Furthermore, by the grace of God, there are those in my life who love me for who I am; who see the goodness in me, unfiltered by “worthiness” lenses; who then in turn help me to see that goodness and to learn to love myself.  I am grateful for these persons, who help me to accept and see that it is better to be hated for who I am, than loved for who I am not.


  1. You have a uncanny knack of writing my story. Thank you for putting words to it :)

  2. I recommend the book Embracing the Exile by John Fortunato. He proposes that transitioning into a place of emotional health after rejection is akin to a process of grieving. It is possible to come out on the other side with a sense of peace, wholeness and love. I like his approach because he doesn't attempt to deny the brutal reality that rejection by homophobic family and church entails. The loss is real, but it can be transcended.

    Best of luck to you, IP. You're going to do well.

  3. It is hard to not be recognized as being "worthy" of love by people who deem themselves worthy enough to judge others.

    While there isn't justification for judging others, so many want desperately to have this false power and will do anything to justify their "worthiness" to have this power.
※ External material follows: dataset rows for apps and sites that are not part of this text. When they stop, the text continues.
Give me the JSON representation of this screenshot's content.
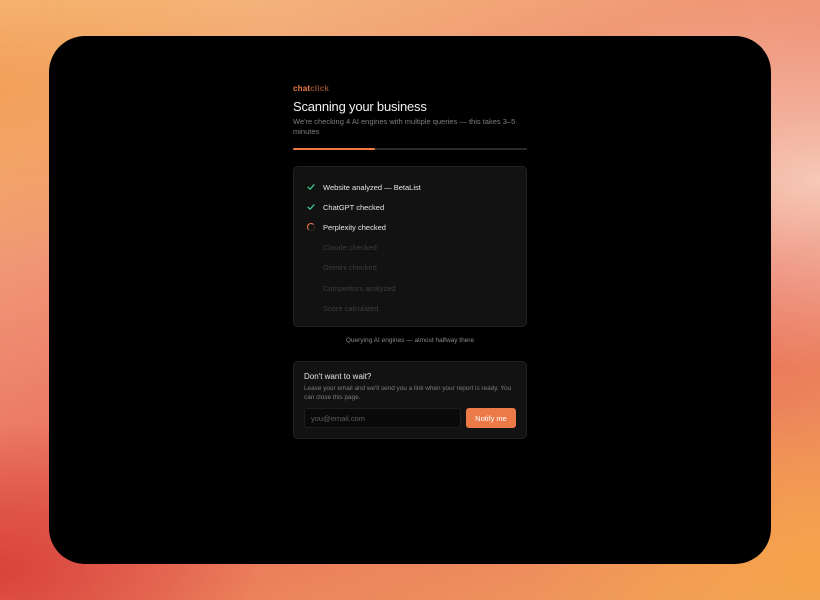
{
  "brand": {
    "part1": "chat",
    "part2": "click"
  },
  "header": {
    "title": "Scanning your business",
    "subtitle": "We're checking 4 AI engines with multiple queries — this takes 3–5 minutes"
  },
  "progress": {
    "fraction": 0.35,
    "color": "#f07a45"
  },
  "steps": [
    {
      "label": "Website analyzed — BetaList",
      "state": "done",
      "icon": "check-icon"
    },
    {
      "label": "ChatGPT checked",
      "state": "done",
      "icon": "check-icon"
    },
    {
      "label": "Perplexity checked",
      "state": "active",
      "icon": "spinner-icon"
    },
    {
      "label": "Claude checked",
      "state": "pending",
      "icon": ""
    },
    {
      "label": "Gemini checked",
      "state": "pending",
      "icon": ""
    },
    {
      "label": "Competitors analyzed",
      "state": "pending",
      "icon": ""
    },
    {
      "label": "Score calculated",
      "state": "pending",
      "icon": ""
    }
  ],
  "status_text": "Querying AI engines — almost halfway there",
  "notify": {
    "title": "Don't want to wait?",
    "description": "Leave your email and we'll send you a link when your report is ready. You can close this page.",
    "email_placeholder": "you@email.com",
    "email_value": "",
    "button_label": "Notify me"
  },
  "colors": {
    "accent": "#f07a45",
    "check": "#3fcf8e",
    "window": "#000000"
  }
}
This isolates, divides and separates.

    What seems to be missing here is the recognition that we are all humans, all here out of love ... by following our own individual paths and helping others and understanding others' paths and points of view is only advancing humanity, while judging and criticizing only blocks humanity's growth and vigor.
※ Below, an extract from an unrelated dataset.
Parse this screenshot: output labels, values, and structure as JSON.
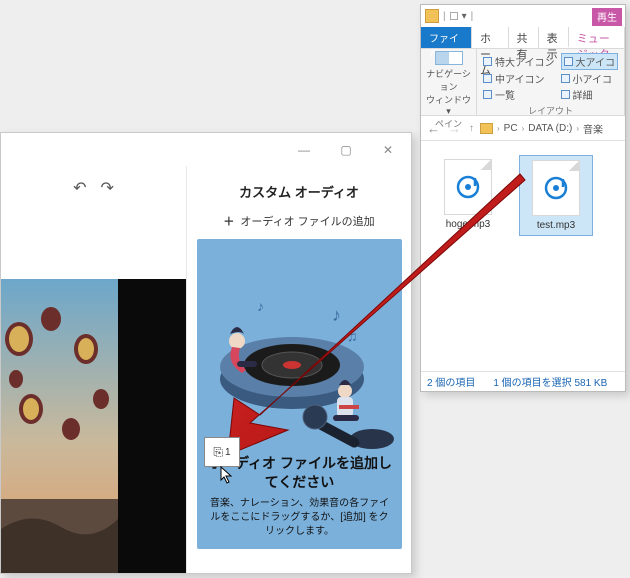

    Unfortunately, judging takes away one's vision. While one thinks that it enables to discern, it creates filters of fear and disdain ... and these filters cast shadows onto the the parts of life and people that they don't want to understand> this creates anger, hate, spite .... it attempts to make reality invisible in order to facilitate a dream world. We can only be loved and loved for being who we are and for who they are, no matter how much someone is hurting you. There doesn't need to be self-righteousness in this acceptance or putting one above the other.

    BUT ... you are there, in the light, not in the shadows, and this beautiful person you are is, like all creations and creature, "worthy" of love .... in a realm where "worthy" isn't a word .... you are love! Remember that we are all love. You don't need to live up to any outside measuring stick that determines your worthiness.


  4. What a powerful post. I'm just crying.
    I have spent my life trying to be someone I'm not, because who I am is just not lovable. And then one day, I just decided to try being me... and for the first time ever, I could FEEL loved. No more excuse, "If they REALLY knew me..."

    The past few days I have found myself falling back into old patterns of trying to please everyone... trying to be someone else, because who I am just isn't good enough.

    Thank you for the reminder that I would rather be hated for who I am than loved for who I am not.

  5. Thank you, Jen. And thank you, Becoming. If we are trying to earn other people's love and acceptance, we obviously don't love and accept ourself. That is the lesson I've learned ...